[[ RECORDS SUPPLIED, beginning ]]
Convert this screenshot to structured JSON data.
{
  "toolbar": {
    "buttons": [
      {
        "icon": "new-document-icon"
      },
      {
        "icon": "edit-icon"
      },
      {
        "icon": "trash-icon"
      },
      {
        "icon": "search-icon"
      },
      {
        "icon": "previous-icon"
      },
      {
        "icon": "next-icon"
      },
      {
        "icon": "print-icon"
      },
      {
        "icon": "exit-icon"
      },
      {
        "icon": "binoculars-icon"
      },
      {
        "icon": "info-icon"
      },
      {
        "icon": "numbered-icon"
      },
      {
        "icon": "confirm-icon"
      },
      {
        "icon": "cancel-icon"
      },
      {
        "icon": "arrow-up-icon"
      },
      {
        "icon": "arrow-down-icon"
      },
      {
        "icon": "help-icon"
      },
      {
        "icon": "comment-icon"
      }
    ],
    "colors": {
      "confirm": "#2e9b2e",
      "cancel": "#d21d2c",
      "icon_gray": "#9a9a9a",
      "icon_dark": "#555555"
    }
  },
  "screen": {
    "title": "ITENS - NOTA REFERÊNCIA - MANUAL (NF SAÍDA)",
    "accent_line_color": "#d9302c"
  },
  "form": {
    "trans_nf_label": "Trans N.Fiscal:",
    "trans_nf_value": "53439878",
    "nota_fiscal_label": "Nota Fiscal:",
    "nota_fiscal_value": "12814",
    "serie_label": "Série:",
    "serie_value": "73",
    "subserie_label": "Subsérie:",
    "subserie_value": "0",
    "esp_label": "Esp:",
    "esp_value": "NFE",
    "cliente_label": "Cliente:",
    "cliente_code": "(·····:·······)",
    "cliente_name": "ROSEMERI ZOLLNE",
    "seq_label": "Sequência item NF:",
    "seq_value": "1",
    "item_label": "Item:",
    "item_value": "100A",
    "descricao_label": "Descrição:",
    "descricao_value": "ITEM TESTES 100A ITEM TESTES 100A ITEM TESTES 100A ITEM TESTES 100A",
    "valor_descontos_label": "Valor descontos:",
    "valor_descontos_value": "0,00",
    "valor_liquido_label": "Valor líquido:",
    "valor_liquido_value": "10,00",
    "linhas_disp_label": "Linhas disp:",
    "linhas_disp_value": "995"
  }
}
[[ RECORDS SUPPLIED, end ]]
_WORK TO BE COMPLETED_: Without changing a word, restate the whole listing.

_RESPONSE BELOW_:
Convert this screenshot to structured JSON data.
{
  "toolbar": {
    "buttons": [
      {
        "icon": "new-document-icon"
      },
      {
        "icon": "edit-icon"
      },
      {
        "icon": "trash-icon"
      },
      {
        "icon": "search-icon"
      },
      {
        "icon": "previous-icon"
      },
      {
        "icon": "next-icon"
      },
      {
        "icon": "print-icon"
      },
      {
        "icon": "exit-icon"
      },
      {
        "icon": "binoculars-icon"
      },
      {
        "icon": "info-icon"
      },
      {
        "icon": "numbered-icon"
      },
      {
        "icon": "confirm-icon"
      },
      {
        "icon": "cancel-icon"
      },
      {
        "icon": "arrow-up-icon"
      },
      {
        "icon": "arrow-down-icon"
      },
      {
        "icon": "help-icon"
      },
      {
        "icon": "comment-icon"
      }
    ],
    "colors": {
      "confirm": "#2e9b2e",
      "cancel": "#d21d2c",
      "icon_gray": "#9a9a9a",
      "icon_dark": "#555555"
    }
  },
  "screen": {
    "title": "ITENS - NOTA REFERÊNCIA - MANUAL (NF SAÍDA)",
    "accent_line_color": "#d9302c"
  },
  "form": {
    "trans_nf_label": "Trans N.Fiscal:",
    "trans_nf_value": "53439878",
    "nota_fiscal_label": "Nota Fiscal:",
    "nota_fiscal_value": "12814",
    "serie_label": "Série:",
    "serie_value": "73",
    "subserie_label": "Subsérie:",
    "subserie_value": "0",
    "esp_label": "Esp:",
    "esp_value": "NFE",
    "cliente_label": "Cliente:",
    "cliente_code": "(·····:·······)",
    "cliente_name": "ROSEMERI ZOLLNE",
    "seq_label": "Sequência item NF:",
    "seq_value": "1",
    "item_label": "Item:",
    "item_value": "100A",
    "descricao_label": "Descrição:",
    "descricao_value": "ITEM TESTES 100A ITEM TESTES 100A ITEM TESTES 100A ITEM TESTES 100A",
    "valor_descontos_label": "Valor descontos:",
    "valor_descontos_value": "0,00",
    "valor_liquido_label": "Valor líquido:",
    "valor_liquido_value": "10,00",
    "linhas_disp_label": "Linhas disp:",
    "linhas_disp_value": "995"
  }
}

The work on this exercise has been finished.